Top US court halts murderer's execution

WASHINGTON • The United States Supreme Court has halted the planned execution of an Alabama man convicted of murdering a police officer in 1985 after attorneys petitioned to spare the man's life, arguing that he had suffered several strokes that left him unable to remember the crime.

Vernon Madison, 67, has spent over three decades on death row for killing Corporal Julius Schulte, a police officer in the city of Mobile. In the appeal this week, Madison's lawyers said he is not competent to be executed because he is legally blind, cannot walk without assistance and is unable to recall the murder or understand his punishment.

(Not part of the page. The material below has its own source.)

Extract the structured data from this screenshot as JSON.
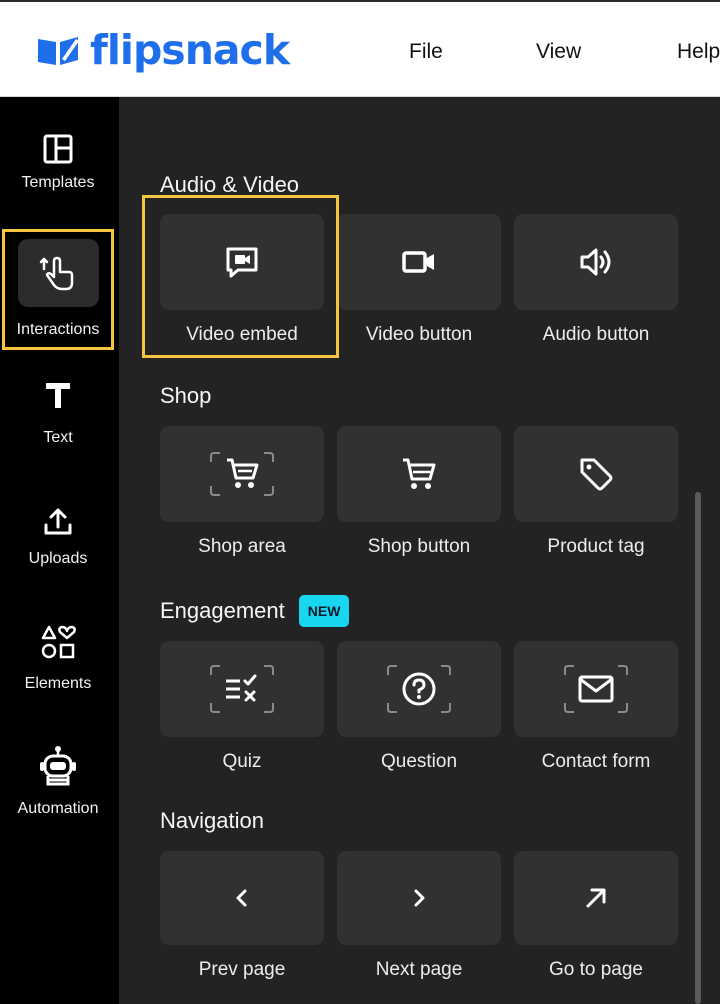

"His mind and body are failing," lawyers wrote in the petition.

In 2016, the Atlanta-based 11th US Circuit Court of Appeals ruled that Madison was no longer legally eligible to be executed because of his memory loss. But the US Supreme Court in November reversed that decision, saying court precedent had not established "that a prisoner is incompetent to be executed because of a failure to remember his commission of the crime".

But in its latest ruling, the Supreme Court said "the application for stay of execution of sentence of death presented to Justice (Clarence) Thomas and by him referred to the court is granted pending the disposition of the petition for a writ of certiorari", without elaborating on the reason for its decision.

Alabama prison spokesman Bob Horton said the state will not execute Madison as planned because of the US Supreme Court order.

According to court records, Madison killed Cpl Schulte during a domestic dispute between Madison and his girlfriend. Madison appeared to leave his girlfriend's home, but crept up behind the officer, who was on duty, and shot him twice.


A version of this article appeared in the print edition of The Straits Times on January 27, 2018, with the headline 'Top US court halts murderer's execution'. Subscribe